» Prompt:
Copy all the records exactly, but keep the pictures out of your version.

» Dataset:
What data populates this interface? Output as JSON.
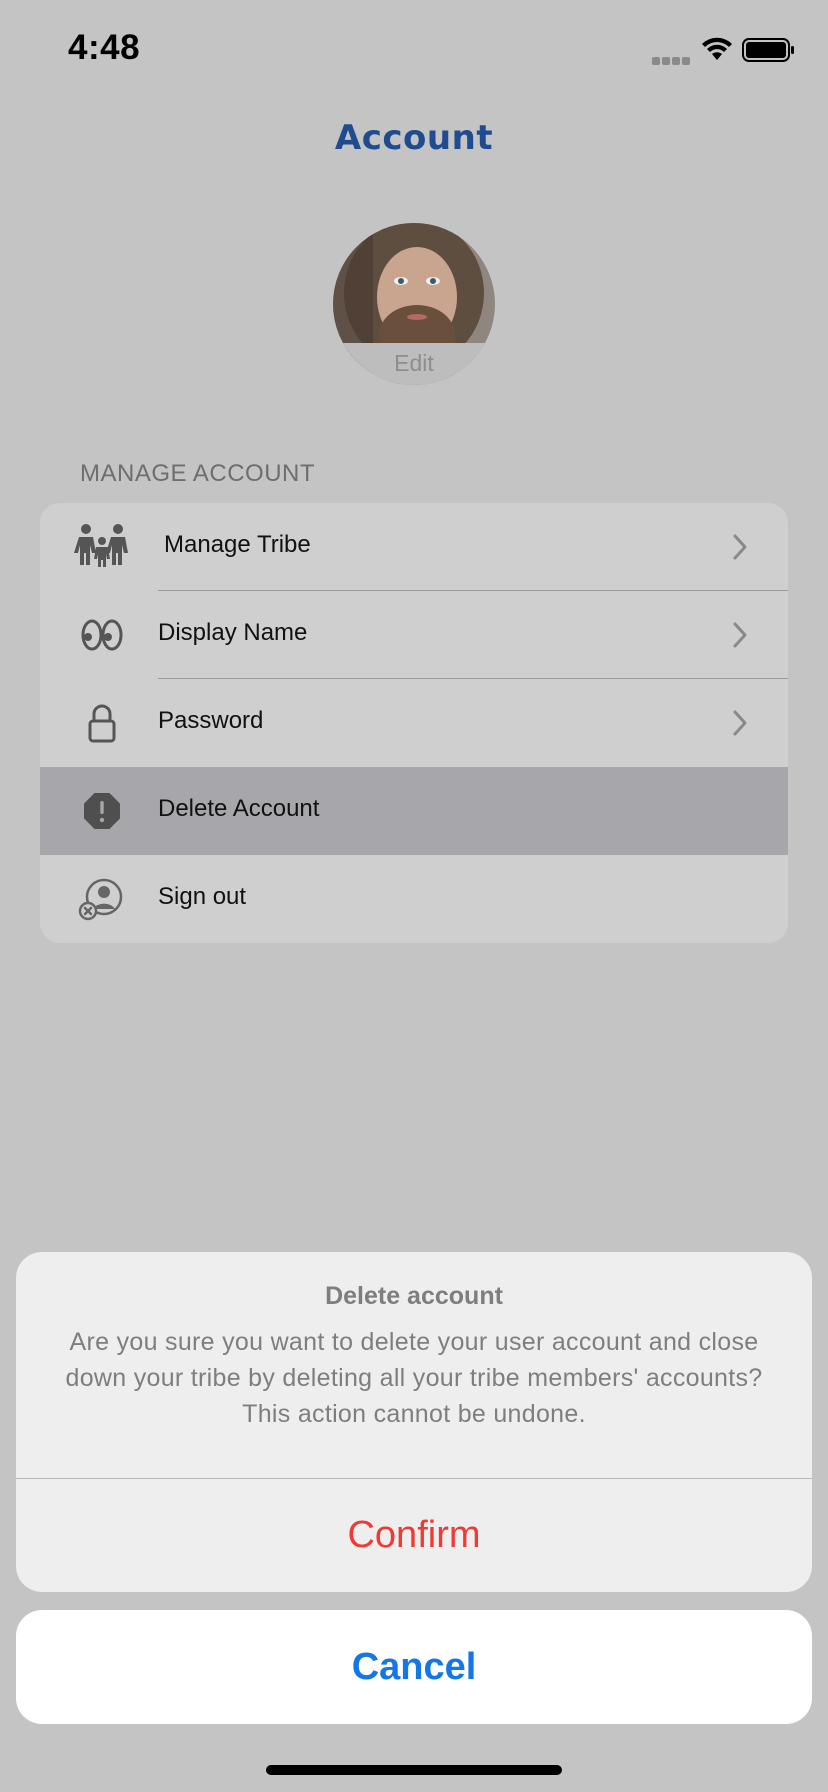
{
  "status_bar": {
    "time": "4:48"
  },
  "header": {
    "title": "Account"
  },
  "avatar": {
    "edit_label": "Edit"
  },
  "manage_account": {
    "section_title": "MANAGE ACCOUNT",
    "items": [
      {
        "label": "Manage  Tribe",
        "icon": "family-icon",
        "has_chevron": true
      },
      {
        "label": "Display Name",
        "icon": "eyes-icon",
        "has_chevron": true
      },
      {
        "label": "Password",
        "icon": "lock-icon",
        "has_chevron": true
      },
      {
        "label": "Delete Account",
        "icon": "exclamation-octagon-icon",
        "has_chevron": false,
        "highlighted": true
      },
      {
        "label": "Sign out",
        "icon": "person-remove-icon",
        "has_chevron": false
      }
    ]
  },
  "alert": {
    "title": "Delete account",
    "message": "Are you sure you want to delete your user account and close down your tribe by deleting all your tribe members' accounts? This action cannot be undone.",
    "confirm_label": "Confirm",
    "cancel_label": "Cancel"
  },
  "colors": {
    "title": "#1f4b8f",
    "destructive": "#ef3b33",
    "cancel": "#1576e6",
    "highlight_row": "#a7a7ab"
  }
}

» Reply to the exercise:
What data populates this interface? Output as JSON.
{
  "status_bar": {
    "time": "4:48"
  },
  "header": {
    "title": "Account"
  },
  "avatar": {
    "edit_label": "Edit"
  },
  "manage_account": {
    "section_title": "MANAGE ACCOUNT",
    "items": [
      {
        "label": "Manage  Tribe",
        "icon": "family-icon",
        "has_chevron": true
      },
      {
        "label": "Display Name",
        "icon": "eyes-icon",
        "has_chevron": true
      },
      {
        "label": "Password",
        "icon": "lock-icon",
        "has_chevron": true
      },
      {
        "label": "Delete Account",
        "icon": "exclamation-octagon-icon",
        "has_chevron": false,
        "highlighted": true
      },
      {
        "label": "Sign out",
        "icon": "person-remove-icon",
        "has_chevron": false
      }
    ]
  },
  "alert": {
    "title": "Delete account",
    "message": "Are you sure you want to delete your user account and close down your tribe by deleting all your tribe members' accounts? This action cannot be undone.",
    "confirm_label": "Confirm",
    "cancel_label": "Cancel"
  },
  "colors": {
    "title": "#1f4b8f",
    "destructive": "#ef3b33",
    "cancel": "#1576e6",
    "highlight_row": "#a7a7ab"
  }
}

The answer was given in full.